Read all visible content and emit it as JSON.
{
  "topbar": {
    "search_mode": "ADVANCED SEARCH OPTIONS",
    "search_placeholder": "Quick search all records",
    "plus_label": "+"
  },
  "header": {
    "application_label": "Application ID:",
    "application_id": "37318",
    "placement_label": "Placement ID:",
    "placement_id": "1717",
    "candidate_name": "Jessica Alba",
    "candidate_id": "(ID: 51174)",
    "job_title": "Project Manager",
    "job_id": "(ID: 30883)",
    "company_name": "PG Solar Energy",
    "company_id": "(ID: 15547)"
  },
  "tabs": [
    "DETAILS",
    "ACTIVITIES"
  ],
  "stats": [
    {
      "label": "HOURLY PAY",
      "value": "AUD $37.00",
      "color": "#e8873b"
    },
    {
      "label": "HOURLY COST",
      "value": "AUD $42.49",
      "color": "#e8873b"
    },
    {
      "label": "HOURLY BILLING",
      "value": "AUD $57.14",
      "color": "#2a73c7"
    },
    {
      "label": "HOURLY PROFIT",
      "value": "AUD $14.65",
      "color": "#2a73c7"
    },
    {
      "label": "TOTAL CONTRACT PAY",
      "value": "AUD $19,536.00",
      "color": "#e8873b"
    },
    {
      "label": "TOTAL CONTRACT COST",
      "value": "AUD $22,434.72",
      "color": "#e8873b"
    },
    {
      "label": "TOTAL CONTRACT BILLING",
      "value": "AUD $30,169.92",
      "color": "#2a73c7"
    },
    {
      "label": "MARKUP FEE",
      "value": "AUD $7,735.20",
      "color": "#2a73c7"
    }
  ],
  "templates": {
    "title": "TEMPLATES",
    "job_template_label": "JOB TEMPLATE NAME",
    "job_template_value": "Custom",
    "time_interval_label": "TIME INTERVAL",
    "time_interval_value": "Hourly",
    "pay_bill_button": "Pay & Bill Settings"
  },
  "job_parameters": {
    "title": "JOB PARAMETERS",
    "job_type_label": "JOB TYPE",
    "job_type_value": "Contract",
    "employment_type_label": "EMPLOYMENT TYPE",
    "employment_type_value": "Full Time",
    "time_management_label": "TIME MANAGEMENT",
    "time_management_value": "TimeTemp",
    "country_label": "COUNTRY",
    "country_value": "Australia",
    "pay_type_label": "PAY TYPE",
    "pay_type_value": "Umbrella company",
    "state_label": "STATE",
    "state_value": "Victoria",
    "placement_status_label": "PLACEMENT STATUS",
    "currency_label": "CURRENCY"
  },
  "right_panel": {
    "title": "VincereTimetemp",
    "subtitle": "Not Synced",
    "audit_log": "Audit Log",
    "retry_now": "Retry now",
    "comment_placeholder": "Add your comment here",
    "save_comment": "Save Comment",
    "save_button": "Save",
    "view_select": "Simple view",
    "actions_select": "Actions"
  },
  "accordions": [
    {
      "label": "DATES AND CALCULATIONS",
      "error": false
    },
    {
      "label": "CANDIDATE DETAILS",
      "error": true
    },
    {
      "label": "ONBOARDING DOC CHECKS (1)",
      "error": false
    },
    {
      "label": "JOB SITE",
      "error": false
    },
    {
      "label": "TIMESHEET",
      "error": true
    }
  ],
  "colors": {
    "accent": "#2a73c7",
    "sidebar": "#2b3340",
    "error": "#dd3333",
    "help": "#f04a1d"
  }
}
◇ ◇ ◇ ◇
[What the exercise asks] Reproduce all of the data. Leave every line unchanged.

[Solved problem]
Read all visible content and emit it as JSON.
{
  "topbar": {
    "search_mode": "ADVANCED SEARCH OPTIONS",
    "search_placeholder": "Quick search all records",
    "plus_label": "+"
  },
  "header": {
    "application_label": "Application ID:",
    "application_id": "37318",
    "placement_label": "Placement ID:",
    "placement_id": "1717",
    "candidate_name": "Jessica Alba",
    "candidate_id": "(ID: 51174)",
    "job_title": "Project Manager",
    "job_id": "(ID: 30883)",
    "company_name": "PG Solar Energy",
    "company_id": "(ID: 15547)"
  },
  "tabs": [
    "DETAILS",
    "ACTIVITIES"
  ],
  "stats": [
    {
      "label": "HOURLY PAY",
      "value": "AUD $37.00",
      "color": "#e8873b"
    },
    {
      "label": "HOURLY COST",
      "value": "AUD $42.49",
      "color": "#e8873b"
    },
    {
      "label": "HOURLY BILLING",
      "value": "AUD $57.14",
      "color": "#2a73c7"
    },
    {
      "label": "HOURLY PROFIT",
      "value": "AUD $14.65",
      "color": "#2a73c7"
    },
    {
      "label": "TOTAL CONTRACT PAY",
      "value": "AUD $19,536.00",
      "color": "#e8873b"
    },
    {
      "label": "TOTAL CONTRACT COST",
      "value": "AUD $22,434.72",
      "color": "#e8873b"
    },
    {
      "label": "TOTAL CONTRACT BILLING",
      "value": "AUD $30,169.92",
      "color": "#2a73c7"
    },
    {
      "label": "MARKUP FEE",
      "value": "AUD $7,735.20",
      "color": "#2a73c7"
    }
  ],
  "templates": {
    "title": "TEMPLATES",
    "job_template_label": "JOB TEMPLATE NAME",
    "job_template_value": "Custom",
    "time_interval_label": "TIME INTERVAL",
    "time_interval_value": "Hourly",
    "pay_bill_button": "Pay & Bill Settings"
  },
  "job_parameters": {
    "title": "JOB PARAMETERS",
    "job_type_label": "JOB TYPE",
    "job_type_value": "Contract",
    "employment_type_label": "EMPLOYMENT TYPE",
    "employment_type_value": "Full Time",
    "time_management_label": "TIME MANAGEMENT",
    "time_management_value": "TimeTemp",
    "country_label": "COUNTRY",
    "country_value": "Australia",
    "pay_type_label": "PAY TYPE",
    "pay_type_value": "Umbrella company",
    "state_label": "STATE",
    "state_value": "Victoria",
    "placement_status_label": "PLACEMENT STATUS",
    "currency_label": "CURRENCY"
  },
  "right_panel": {
    "title": "VincereTimetemp",
    "subtitle": "Not Synced",
    "audit_log": "Audit Log",
    "retry_now": "Retry now",
    "comment_placeholder": "Add your comment here",
    "save_comment": "Save Comment",
    "save_button": "Save",
    "view_select": "Simple view",
    "actions_select": "Actions"
  },
  "accordions": [
    {
      "label": "DATES AND CALCULATIONS",
      "error": false
    },
    {
      "label": "CANDIDATE DETAILS",
      "error": true
    },
    {
      "label": "ONBOARDING DOC CHECKS (1)",
      "error": false
    },
    {
      "label": "JOB SITE",
      "error": false
    },
    {
      "label": "TIMESHEET",
      "error": true
    }
  ],
  "colors": {
    "accent": "#2a73c7",
    "sidebar": "#2b3340",
    "error": "#dd3333",
    "help": "#f04a1d"
  }
}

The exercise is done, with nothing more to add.